Aside: I wish Qud didn’t have recoilers. It kills the feeling of there being a giant world to explore all too quickly, and makes resource management too easy. I would be OK with a gradual opening-up of the world, but it really seems like it just flips to “too easy” the moment you can identify and afford a Joppa recoiler.

I would make them have a limited number of uses, or cut them entirely in favor of an item that teleports you to the surface of whatever zone you’re in…

That’s one thing I really like about Noita; even though you get more health over time, the “obvious” path deeper into the earth requires you to keep vigilant about your HP, and any “shortcuts” or alternate progression just make it even harder.3

In Foxfire, this will be developing your chassis with better mechanisms, software, etc. You’ll be managing mostly your electricity, and although you might have some ability to create it yourself on the go in the mid-late game, your timer will be on how long you can spend away from Foxfire or other safe zones where you can recharge.

The Macro#

By macro-level, I mean anything you have to think long-term about the consequences of.

Macro-level resource management isn’t as much a focus of most roguelikes, except during character creation. I find this peculiar, really; your decisions are split between immediate-term and game-spanning ones, without much middle ground. But I digress.

A genre of game that is all about macro-level resource management is the factory builder. I really love the feeling of starting from scraps and developing a factory that processes millions of items per minute all around me.

I suppose I don’t have as much to talk about on this front as I did with micro-level resource management because this is not really something I’ve seen in a roguelike before. I want it to be expensive to have a powerful build and expensive to repair Foxfire, with a volume of resources that isn’t really feasible in other roguelikes.

One thing I haven’t figured out is how the player’s going to get the resources places. I don’t think I have the wherewithall to code up a whole logistics system like Factorio or Satisfactory … I might take some notes from modded Minecraft here, where they just give you a bunch of pipes and machines and tell you to figure it out yourself.
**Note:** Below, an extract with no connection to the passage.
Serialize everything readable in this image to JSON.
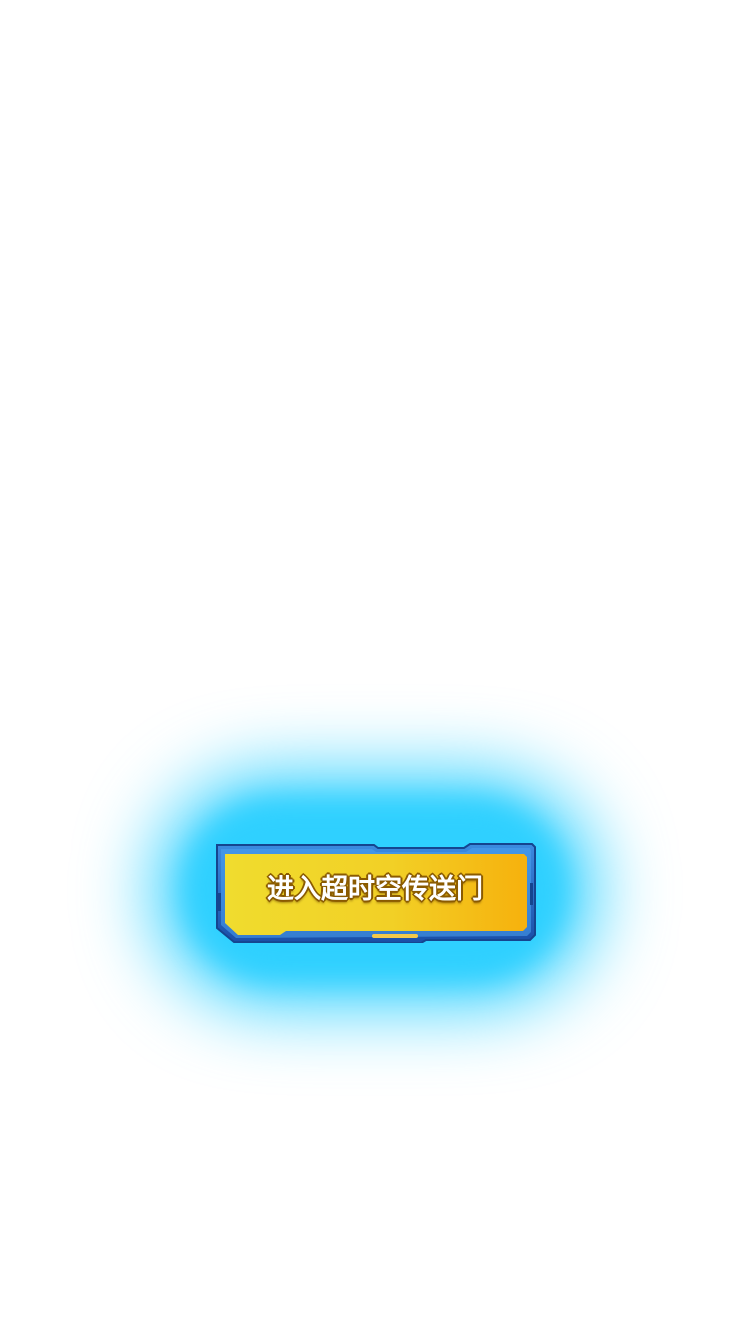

That, or magic production of raw materials … or take a page out of Kim Stanley Robinson’s Red Mars, and have the raw resources be commonplace, in the air and soil, and just require lots and lots of processing.
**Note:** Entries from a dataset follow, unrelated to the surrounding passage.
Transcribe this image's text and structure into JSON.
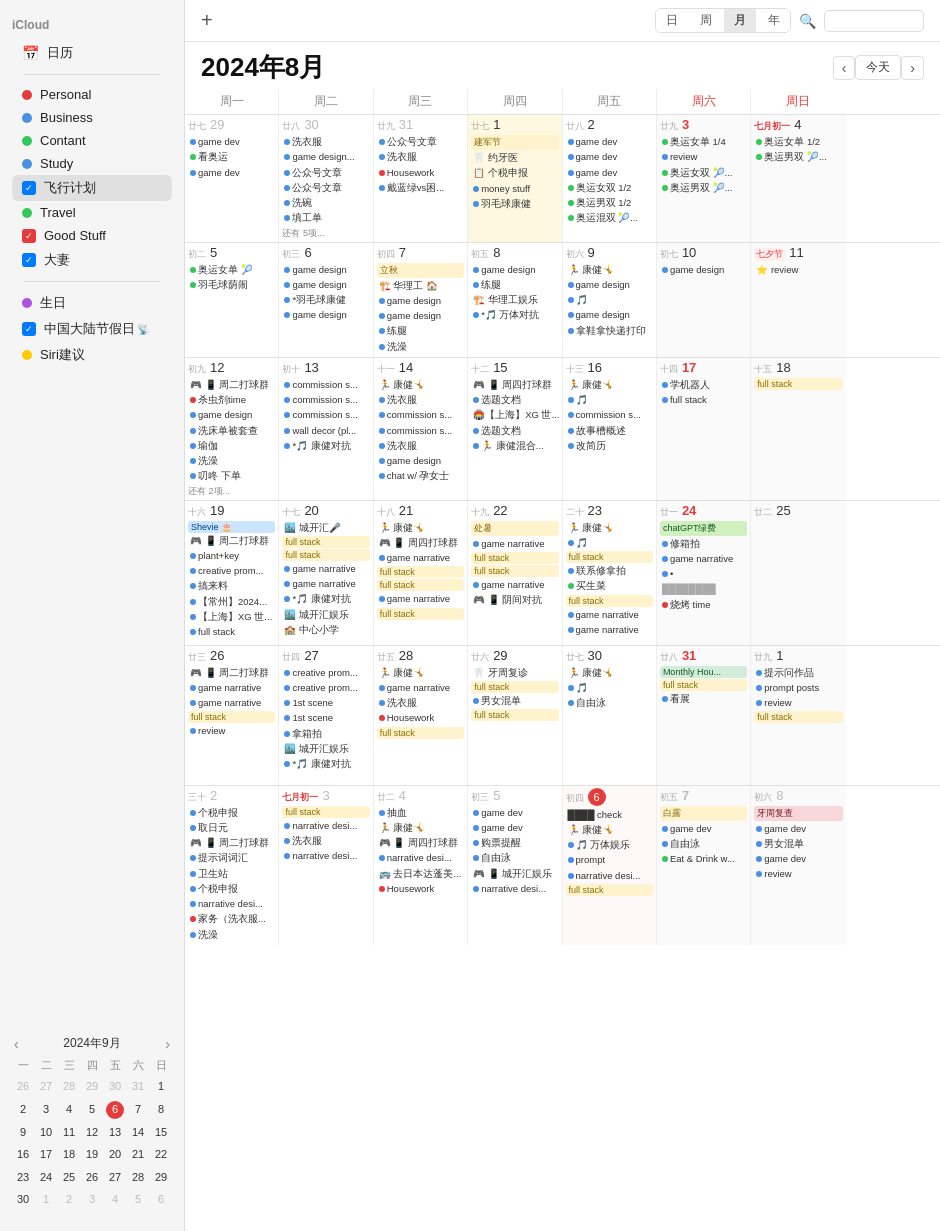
{
  "app": {
    "title": "日历",
    "cloud_label": "iCloud"
  },
  "toolbar": {
    "plus": "+",
    "views": [
      "日",
      "周",
      "月",
      "年"
    ],
    "active_view": "月",
    "today_label": "今天",
    "search_placeholder": ""
  },
  "cal_title": "2024年8月",
  "dow_headers": [
    "周一",
    "周二",
    "周三",
    "周四",
    "周五",
    "周六",
    "周日"
  ],
  "sidebar": {
    "items": [
      {
        "label": "日历",
        "type": "header"
      },
      {
        "label": "Personal",
        "color": "#e63b3b",
        "type": "dot"
      },
      {
        "label": "Business",
        "color": "#4a90e2",
        "type": "dot"
      },
      {
        "label": "Contant",
        "color": "#34c759",
        "type": "dot"
      },
      {
        "label": "Study",
        "color": "#4a90e2",
        "type": "dot"
      },
      {
        "label": "飞行计划",
        "color": "#007aff",
        "type": "check"
      },
      {
        "label": "Travel",
        "color": "#34c759",
        "type": "dot"
      },
      {
        "label": "Good Stuff",
        "color": "#e63b3b",
        "type": "check"
      },
      {
        "label": "大妻",
        "color": "#007aff",
        "type": "check"
      },
      {
        "label": "生日",
        "color": "#8e44ad",
        "type": "dot"
      },
      {
        "label": "中国大陆节假日",
        "color": "#007aff",
        "type": "check"
      },
      {
        "label": "Siri建议",
        "color": "#ffcc00",
        "type": "dot"
      }
    ]
  },
  "mini_cal": {
    "title": "2024年9月",
    "dow": [
      "一",
      "二",
      "三",
      "四",
      "五",
      "六",
      "日"
    ],
    "weeks": [
      [
        "26",
        "27",
        "28",
        "29",
        "30",
        "31",
        "1"
      ],
      [
        "2",
        "3",
        "4",
        "5",
        "6",
        "7",
        "8"
      ],
      [
        "9",
        "10",
        "11",
        "12",
        "13",
        "14",
        "15"
      ],
      [
        "16",
        "17",
        "18",
        "19",
        "20",
        "21",
        "22"
      ],
      [
        "23",
        "24",
        "25",
        "26",
        "27",
        "28",
        "29"
      ],
      [
        "30",
        "1",
        "2",
        "3",
        "4",
        "5",
        "6"
      ]
    ],
    "today": "6",
    "other_month_start": [
      "26",
      "27",
      "28",
      "29",
      "30",
      "31"
    ],
    "other_month_end": [
      "1",
      "2",
      "3",
      "4",
      "5",
      "6"
    ]
  }
}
Aside: On the topic of books about space, I also really love The Martian, by Andy Weir. Specifically, I love the concept of living with and harnessing technology you can’t make more of, like the oxygen reprocessor and the hab. I want the early game of Foxfire to feel like that, clinging to artifice you will never be able to recreate in a thousand thousand years, praying it doesn’t die on you.

Hell, maybe even a better example of this is Lost in Space (the Netflix reboot), my favorite TV show. Season 1 and 3 do the best job of capturing that feeling for me, of being surrounded by a universe that really wants you dead in a little tiny echelon of safety you can’t ever make more of. And there’s cool robots!
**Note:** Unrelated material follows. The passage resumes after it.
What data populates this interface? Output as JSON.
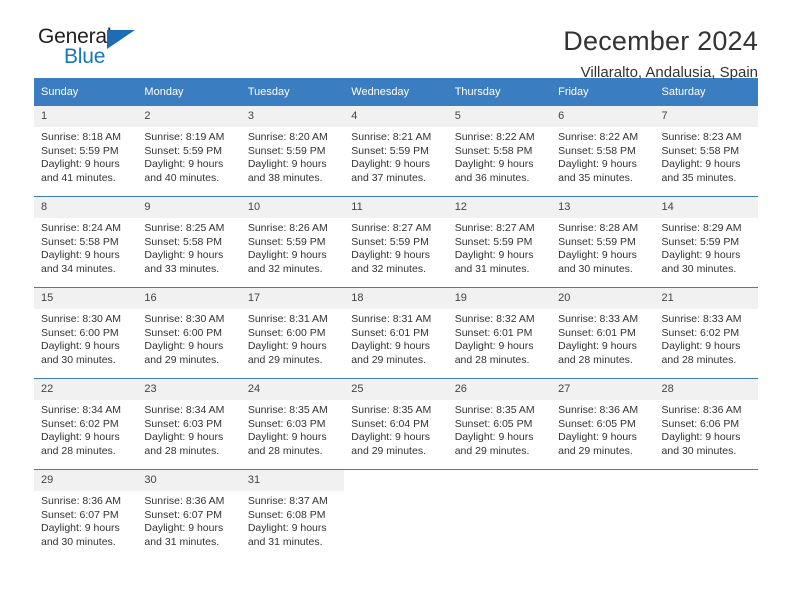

Aside: There’s a lot of asides in this article.

And, I think that the micro-level play and macro-level play can wind together really well. Imagine synthesizing high explosives, crafting them into rockets, and absolutely destroying a dangerous area with atomic fire. Or, pulling off a tricky stint of dungeoneering and rescuing a chemical reactor capable of crafting faster than you’ll be able to for hours of playtime.

I guess I’m out of things to say for this blog post, then. It was ramblier than I’d like, but I do have to write two this week…

So, I’ll report back with whatever I’ve coded up in the interim next week.

  1. Does anyone reading this blog know of Agrarian Skies? It was one of the first good Minecraft hardcore questing packs. The lategame quests were all in that vein, producing a quarter million burgers and a million wheat and stuff like that. Modern pack devs are cowards for making you craft a bunch of things into one item and turn that in. Make me pipe a million redstone into a block, dammit. ↩︎

  2. I should play more roguelikes. ↩︎

  3. Hmmm, today I will go get the orb on the other side of the volcano (clueless) ↩︎